* _ABOUT THIS EXERCISE_
Go through the material below and copy each line exactly.

* _DATA EXCERPTS_
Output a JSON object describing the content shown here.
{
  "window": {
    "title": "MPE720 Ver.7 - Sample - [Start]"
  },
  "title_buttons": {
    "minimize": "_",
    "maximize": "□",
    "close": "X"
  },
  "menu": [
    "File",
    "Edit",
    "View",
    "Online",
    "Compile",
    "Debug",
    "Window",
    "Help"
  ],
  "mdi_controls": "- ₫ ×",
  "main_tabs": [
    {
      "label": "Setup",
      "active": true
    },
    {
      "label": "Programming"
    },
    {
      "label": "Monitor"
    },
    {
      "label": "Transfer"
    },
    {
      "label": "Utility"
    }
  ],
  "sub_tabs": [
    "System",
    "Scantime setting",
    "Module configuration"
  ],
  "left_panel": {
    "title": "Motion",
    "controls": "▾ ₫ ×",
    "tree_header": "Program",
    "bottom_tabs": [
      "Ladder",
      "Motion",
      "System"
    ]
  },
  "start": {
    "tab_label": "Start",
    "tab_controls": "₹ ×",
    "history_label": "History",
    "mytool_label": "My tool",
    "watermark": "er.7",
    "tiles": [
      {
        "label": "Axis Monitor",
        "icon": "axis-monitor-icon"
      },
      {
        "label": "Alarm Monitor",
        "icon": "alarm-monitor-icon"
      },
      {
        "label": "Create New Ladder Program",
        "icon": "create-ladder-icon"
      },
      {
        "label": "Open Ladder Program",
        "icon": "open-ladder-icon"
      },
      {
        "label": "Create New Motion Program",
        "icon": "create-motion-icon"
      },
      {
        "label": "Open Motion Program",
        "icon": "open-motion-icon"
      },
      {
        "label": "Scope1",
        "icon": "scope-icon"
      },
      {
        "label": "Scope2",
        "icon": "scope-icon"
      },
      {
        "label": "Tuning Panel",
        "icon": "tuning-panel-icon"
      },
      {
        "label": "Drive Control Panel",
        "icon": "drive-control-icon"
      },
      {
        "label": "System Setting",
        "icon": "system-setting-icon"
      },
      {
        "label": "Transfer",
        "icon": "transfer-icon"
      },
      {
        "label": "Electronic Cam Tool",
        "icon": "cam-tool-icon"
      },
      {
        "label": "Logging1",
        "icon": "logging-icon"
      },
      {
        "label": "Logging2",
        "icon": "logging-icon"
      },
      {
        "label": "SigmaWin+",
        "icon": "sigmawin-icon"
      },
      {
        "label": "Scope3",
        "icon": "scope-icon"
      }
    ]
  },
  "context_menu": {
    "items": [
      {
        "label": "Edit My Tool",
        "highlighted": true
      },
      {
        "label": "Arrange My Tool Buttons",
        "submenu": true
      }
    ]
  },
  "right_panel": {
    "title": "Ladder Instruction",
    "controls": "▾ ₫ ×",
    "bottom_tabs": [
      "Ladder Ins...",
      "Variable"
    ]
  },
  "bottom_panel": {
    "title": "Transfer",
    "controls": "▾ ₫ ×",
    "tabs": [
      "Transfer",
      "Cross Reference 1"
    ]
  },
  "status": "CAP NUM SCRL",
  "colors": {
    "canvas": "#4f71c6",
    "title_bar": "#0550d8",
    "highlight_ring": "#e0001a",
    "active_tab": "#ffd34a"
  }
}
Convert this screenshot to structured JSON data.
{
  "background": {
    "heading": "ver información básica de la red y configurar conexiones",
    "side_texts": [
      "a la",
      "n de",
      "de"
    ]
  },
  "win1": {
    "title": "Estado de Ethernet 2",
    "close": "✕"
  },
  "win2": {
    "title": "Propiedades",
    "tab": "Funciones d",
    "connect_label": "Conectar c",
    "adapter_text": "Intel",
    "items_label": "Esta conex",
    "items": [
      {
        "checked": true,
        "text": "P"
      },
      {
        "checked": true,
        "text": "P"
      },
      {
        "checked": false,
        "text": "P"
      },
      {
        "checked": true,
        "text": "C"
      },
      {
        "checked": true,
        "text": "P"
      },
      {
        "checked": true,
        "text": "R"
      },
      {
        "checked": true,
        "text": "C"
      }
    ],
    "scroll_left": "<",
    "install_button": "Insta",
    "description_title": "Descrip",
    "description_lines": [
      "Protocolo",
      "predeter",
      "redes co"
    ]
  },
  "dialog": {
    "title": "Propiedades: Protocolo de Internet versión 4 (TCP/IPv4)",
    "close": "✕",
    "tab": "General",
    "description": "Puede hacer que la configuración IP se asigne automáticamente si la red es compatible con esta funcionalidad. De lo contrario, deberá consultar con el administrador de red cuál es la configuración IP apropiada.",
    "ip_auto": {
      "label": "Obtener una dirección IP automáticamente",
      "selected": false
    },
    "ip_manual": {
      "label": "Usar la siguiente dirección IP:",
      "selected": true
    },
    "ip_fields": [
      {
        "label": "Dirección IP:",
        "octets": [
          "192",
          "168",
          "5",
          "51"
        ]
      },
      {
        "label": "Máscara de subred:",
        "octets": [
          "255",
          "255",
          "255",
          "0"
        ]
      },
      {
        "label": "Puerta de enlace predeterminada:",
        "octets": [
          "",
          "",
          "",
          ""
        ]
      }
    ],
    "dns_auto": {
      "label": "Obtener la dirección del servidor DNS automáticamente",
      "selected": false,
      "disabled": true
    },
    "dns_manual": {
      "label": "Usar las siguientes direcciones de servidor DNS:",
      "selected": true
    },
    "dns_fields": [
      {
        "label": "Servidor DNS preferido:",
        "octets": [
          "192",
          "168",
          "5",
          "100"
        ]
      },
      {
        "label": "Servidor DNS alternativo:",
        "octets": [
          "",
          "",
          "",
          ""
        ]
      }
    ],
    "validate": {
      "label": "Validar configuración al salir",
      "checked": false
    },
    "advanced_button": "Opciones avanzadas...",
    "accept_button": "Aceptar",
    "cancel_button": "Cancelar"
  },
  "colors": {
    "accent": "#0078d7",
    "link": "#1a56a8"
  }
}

* _RESPONSE BELOW_
Output a JSON object describing the content shown here.
{
  "window": {
    "title": "MPE720 Ver.7 - Sample - [Start]"
  },
  "title_buttons": {
    "minimize": "_",
    "maximize": "□",
    "close": "X"
  },
  "menu": [
    "File",
    "Edit",
    "View",
    "Online",
    "Compile",
    "Debug",
    "Window",
    "Help"
  ],
  "mdi_controls": "- ₫ ×",
  "main_tabs": [
    {
      "label": "Setup",
      "active": true
    },
    {
      "label": "Programming"
    },
    {
      "label": "Monitor"
    },
    {
      "label": "Transfer"
    },
    {
      "label": "Utility"
    }
  ],
  "sub_tabs": [
    "System",
    "Scantime setting",
    "Module configuration"
  ],
  "left_panel": {
    "title": "Motion",
    "controls": "▾ ₫ ×",
    "tree_header": "Program",
    "bottom_tabs": [
      "Ladder",
      "Motion",
      "System"
    ]
  },
  "start": {
    "tab_label": "Start",
    "tab_controls": "₹ ×",
    "history_label": "History",
    "mytool_label": "My tool",
    "watermark": "er.7",
    "tiles": [
      {
        "label": "Axis Monitor",
        "icon": "axis-monitor-icon"
      },
      {
        "label": "Alarm Monitor",
        "icon": "alarm-monitor-icon"
      },
      {
        "label": "Create New Ladder Program",
        "icon": "create-ladder-icon"
      },
      {
        "label": "Open Ladder Program",
        "icon": "open-ladder-icon"
      },
      {
        "label": "Create New Motion Program",
        "icon": "create-motion-icon"
      },
      {
        "label": "Open Motion Program",
        "icon": "open-motion-icon"
      },
      {
        "label": "Scope1",
        "icon": "scope-icon"
      },
      {
        "label": "Scope2",
        "icon": "scope-icon"
      },
      {
        "label": "Tuning Panel",
        "icon": "tuning-panel-icon"
      },
      {
        "label": "Drive Control Panel",
        "icon": "drive-control-icon"
      },
      {
        "label": "System Setting",
        "icon": "system-setting-icon"
      },
      {
        "label": "Transfer",
        "icon": "transfer-icon"
      },
      {
        "label": "Electronic Cam Tool",
        "icon": "cam-tool-icon"
      },
      {
        "label": "Logging1",
        "icon": "logging-icon"
      },
      {
        "label": "Logging2",
        "icon": "logging-icon"
      },
      {
        "label": "SigmaWin+",
        "icon": "sigmawin-icon"
      },
      {
        "label": "Scope3",
        "icon": "scope-icon"
      }
    ]
  },
  "context_menu": {
    "items": [
      {
        "label": "Edit My Tool",
        "highlighted": true
      },
      {
        "label": "Arrange My Tool Buttons",
        "submenu": true
      }
    ]
  },
  "right_panel": {
    "title": "Ladder Instruction",
    "controls": "▾ ₫ ×",
    "bottom_tabs": [
      "Ladder Ins...",
      "Variable"
    ]
  },
  "bottom_panel": {
    "title": "Transfer",
    "controls": "▾ ₫ ×",
    "tabs": [
      "Transfer",
      "Cross Reference 1"
    ]
  },
  "status": "CAP NUM SCRL",
  "colors": {
    "canvas": "#4f71c6",
    "title_bar": "#0550d8",
    "highlight_ring": "#e0001a",
    "active_tab": "#ffd34a"
  }
}
Convert this screenshot to structured JSON data.
{
  "background": {
    "heading": "ver información básica de la red y configurar conexiones",
    "side_texts": [
      "a la",
      "n de",
      "de"
    ]
  },
  "win1": {
    "title": "Estado de Ethernet 2",
    "close": "✕"
  },
  "win2": {
    "title": "Propiedades",
    "tab": "Funciones d",
    "connect_label": "Conectar c",
    "adapter_text": "Intel",
    "items_label": "Esta conex",
    "items": [
      {
        "checked": true,
        "text": "P"
      },
      {
        "checked": true,
        "text": "P"
      },
      {
        "checked": false,
        "text": "P"
      },
      {
        "checked": true,
        "text": "C"
      },
      {
        "checked": true,
        "text": "P"
      },
      {
        "checked": true,
        "text": "R"
      },
      {
        "checked": true,
        "text": "C"
      }
    ],
    "scroll_left": "<",
    "install_button": "Insta",
    "description_title": "Descrip",
    "description_lines": [
      "Protocolo",
      "predeter",
      "redes co"
    ]
  },
  "dialog": {
    "title": "Propiedades: Protocolo de Internet versión 4 (TCP/IPv4)",
    "close": "✕",
    "tab": "General",
    "description": "Puede hacer que la configuración IP se asigne automáticamente si la red es compatible con esta funcionalidad. De lo contrario, deberá consultar con el administrador de red cuál es la configuración IP apropiada.",
    "ip_auto": {
      "label": "Obtener una dirección IP automáticamente",
      "selected": false
    },
    "ip_manual": {
      "label": "Usar la siguiente dirección IP:",
      "selected": true
    },
    "ip_fields": [
      {
        "label": "Dirección IP:",
        "octets": [
          "192",
          "168",
          "5",
          "51"
        ]
      },
      {
        "label": "Máscara de subred:",
        "octets": [
          "255",
          "255",
          "255",
          "0"
        ]
      },
      {
        "label": "Puerta de enlace predeterminada:",
        "octets": [
          "",
          "",
          "",
          ""
        ]
      }
    ],
    "dns_auto": {
      "label": "Obtener la dirección del servidor DNS automáticamente",
      "selected": false,
      "disabled": true
    },
    "dns_manual": {
      "label": "Usar las siguientes direcciones de servidor DNS:",
      "selected": true
    },
    "dns_fields": [
      {
        "label": "Servidor DNS preferido:",
        "octets": [
          "192",
          "168",
          "5",
          "100"
        ]
      },
      {
        "label": "Servidor DNS alternativo:",
        "octets": [
          "",
          "",
          "",
          ""
        ]
      }
    ],
    "validate": {
      "label": "Validar configuración al salir",
      "checked": false
    },
    "advanced_button": "Opciones avanzadas...",
    "accept_button": "Aceptar",
    "cancel_button": "Cancelar"
  },
  "colors": {
    "accent": "#0078d7",
    "link": "#1a56a8"
  }
}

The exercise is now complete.